Date of Award
Doctor of Education (EdD)
Education Systems Improvement Science
Black girls receive exclusionary punishment in schools at disproportionate rates in comparison to their White counterpart, often as a result of subjective behaviors such as disrespect, defiance, and disruption. Black girls are subjected to educator stereotypes about their behavior, and become disengaged academically, socially, and emotionally from schools. This dissertation in practice used phenomenological qualitative methodology to examine the problem of practice in a rural school district in South Carolina and provide recommendations based in improvement science. Data collection and analysis was founded in Critical Race Feminism, and included interviews with Black girls and teachers. Results revealed that Black girls need mutually respectful, empathetic relationships with their teachers, and opportunities to connect with other Black girls and form positive social relationships. Recommendations include methods to improve teachers’ relationships and communication with Black girls and create opportunities for Black girls to come together in a supportive manner, and are outlined using PDSA cycles through improvement science. These will eliminate reactive and punitive forms of school discipline, and ultimately improve the social, emotional, and mental health well-being of Black girls.
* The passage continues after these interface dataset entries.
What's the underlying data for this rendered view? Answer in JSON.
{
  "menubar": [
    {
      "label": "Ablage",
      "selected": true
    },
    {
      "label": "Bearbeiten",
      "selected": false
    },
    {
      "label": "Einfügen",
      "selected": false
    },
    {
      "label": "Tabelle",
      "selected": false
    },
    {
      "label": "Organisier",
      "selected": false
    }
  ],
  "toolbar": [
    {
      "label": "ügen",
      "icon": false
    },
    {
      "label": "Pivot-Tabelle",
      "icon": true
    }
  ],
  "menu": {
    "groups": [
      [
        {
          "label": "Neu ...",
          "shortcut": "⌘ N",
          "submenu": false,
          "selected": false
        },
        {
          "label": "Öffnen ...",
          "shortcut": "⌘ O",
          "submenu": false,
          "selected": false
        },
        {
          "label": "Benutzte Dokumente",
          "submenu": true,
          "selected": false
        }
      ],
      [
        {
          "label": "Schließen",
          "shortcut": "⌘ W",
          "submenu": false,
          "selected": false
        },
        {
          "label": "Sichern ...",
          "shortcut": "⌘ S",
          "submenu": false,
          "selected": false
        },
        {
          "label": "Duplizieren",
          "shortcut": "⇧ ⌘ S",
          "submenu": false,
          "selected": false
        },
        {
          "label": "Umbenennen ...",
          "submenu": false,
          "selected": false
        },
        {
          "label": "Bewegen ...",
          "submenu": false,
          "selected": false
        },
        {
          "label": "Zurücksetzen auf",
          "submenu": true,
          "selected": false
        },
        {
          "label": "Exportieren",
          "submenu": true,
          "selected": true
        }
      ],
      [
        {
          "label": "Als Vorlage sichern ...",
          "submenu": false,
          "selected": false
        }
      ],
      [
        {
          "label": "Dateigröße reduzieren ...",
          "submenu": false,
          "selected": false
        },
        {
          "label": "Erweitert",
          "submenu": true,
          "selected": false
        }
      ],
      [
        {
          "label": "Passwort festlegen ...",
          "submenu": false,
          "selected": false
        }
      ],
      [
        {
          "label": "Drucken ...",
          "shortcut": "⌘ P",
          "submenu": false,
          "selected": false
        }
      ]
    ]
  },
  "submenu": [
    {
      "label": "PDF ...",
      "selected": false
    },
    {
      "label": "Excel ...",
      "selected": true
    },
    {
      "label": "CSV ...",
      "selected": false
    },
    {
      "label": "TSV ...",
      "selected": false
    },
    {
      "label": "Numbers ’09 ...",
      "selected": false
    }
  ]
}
Moreland, Aubrey, ""All I Needed was Somebody to Talk to Me": Using Improvement Science to End Exclusionary Discipline Practices with Black Girls" (2021). All Dissertations. 2872.